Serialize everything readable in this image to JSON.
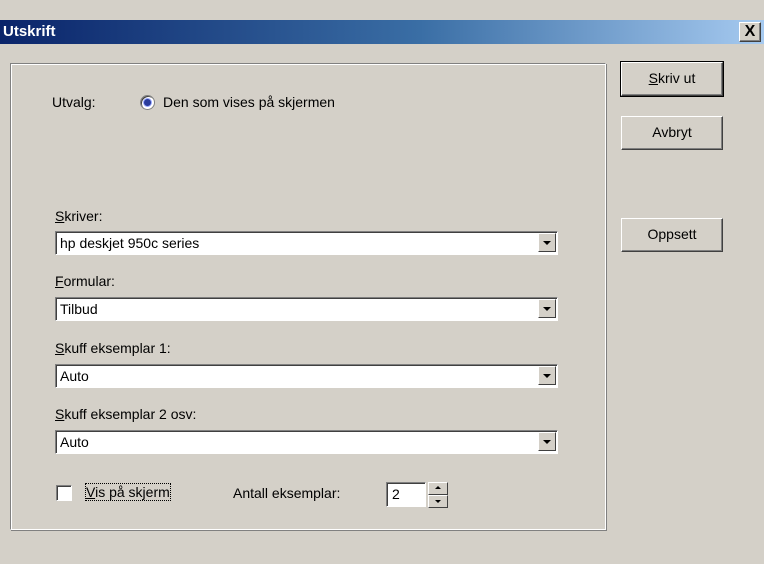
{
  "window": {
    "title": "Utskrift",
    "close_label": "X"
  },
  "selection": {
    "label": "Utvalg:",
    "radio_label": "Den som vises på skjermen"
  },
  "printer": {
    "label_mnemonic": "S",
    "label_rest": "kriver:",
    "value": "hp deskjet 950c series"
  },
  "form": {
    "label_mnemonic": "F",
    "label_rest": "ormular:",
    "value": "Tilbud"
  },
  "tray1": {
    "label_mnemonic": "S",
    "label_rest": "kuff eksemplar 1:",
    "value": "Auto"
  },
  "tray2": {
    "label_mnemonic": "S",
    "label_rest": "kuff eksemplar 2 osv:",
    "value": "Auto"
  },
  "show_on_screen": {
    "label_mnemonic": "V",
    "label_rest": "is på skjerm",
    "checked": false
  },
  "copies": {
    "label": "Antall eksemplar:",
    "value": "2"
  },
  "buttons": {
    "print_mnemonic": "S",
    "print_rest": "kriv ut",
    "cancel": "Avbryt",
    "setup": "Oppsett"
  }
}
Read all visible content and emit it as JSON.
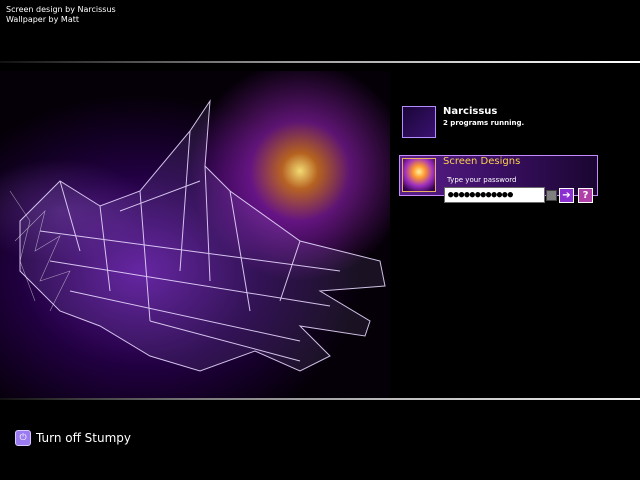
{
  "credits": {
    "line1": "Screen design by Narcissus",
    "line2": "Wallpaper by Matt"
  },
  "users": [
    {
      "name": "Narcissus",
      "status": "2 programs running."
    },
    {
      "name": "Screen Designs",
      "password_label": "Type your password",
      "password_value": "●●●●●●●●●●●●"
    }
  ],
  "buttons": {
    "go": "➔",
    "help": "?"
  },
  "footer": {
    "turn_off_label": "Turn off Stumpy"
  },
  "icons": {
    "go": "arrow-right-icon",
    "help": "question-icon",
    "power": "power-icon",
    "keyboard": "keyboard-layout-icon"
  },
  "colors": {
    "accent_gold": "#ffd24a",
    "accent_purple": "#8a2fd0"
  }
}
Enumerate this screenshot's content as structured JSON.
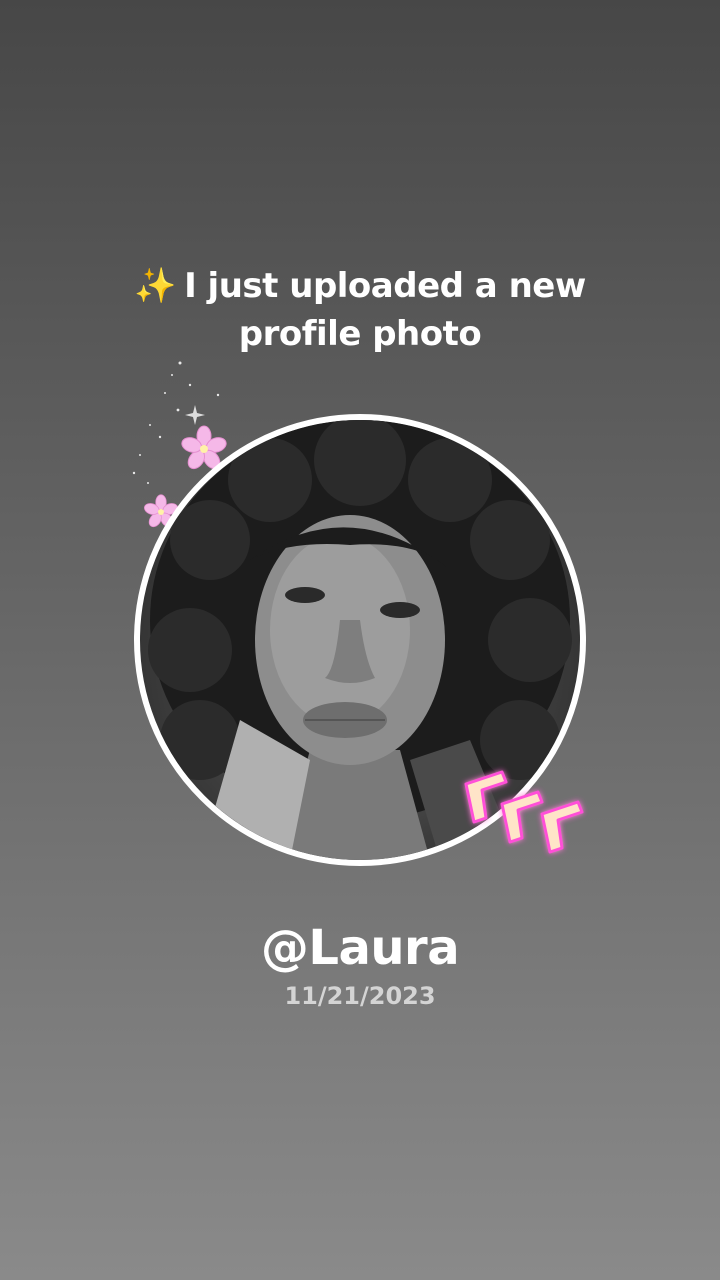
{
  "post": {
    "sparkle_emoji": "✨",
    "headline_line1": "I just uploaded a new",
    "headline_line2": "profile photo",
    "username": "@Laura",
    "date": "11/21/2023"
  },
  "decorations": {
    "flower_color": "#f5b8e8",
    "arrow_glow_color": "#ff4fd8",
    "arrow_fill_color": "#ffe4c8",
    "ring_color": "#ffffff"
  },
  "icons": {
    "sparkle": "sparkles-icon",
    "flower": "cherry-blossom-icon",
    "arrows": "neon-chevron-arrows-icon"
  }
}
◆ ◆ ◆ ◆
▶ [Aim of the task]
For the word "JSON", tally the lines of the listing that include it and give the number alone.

▶ [Answer to this exercise]
3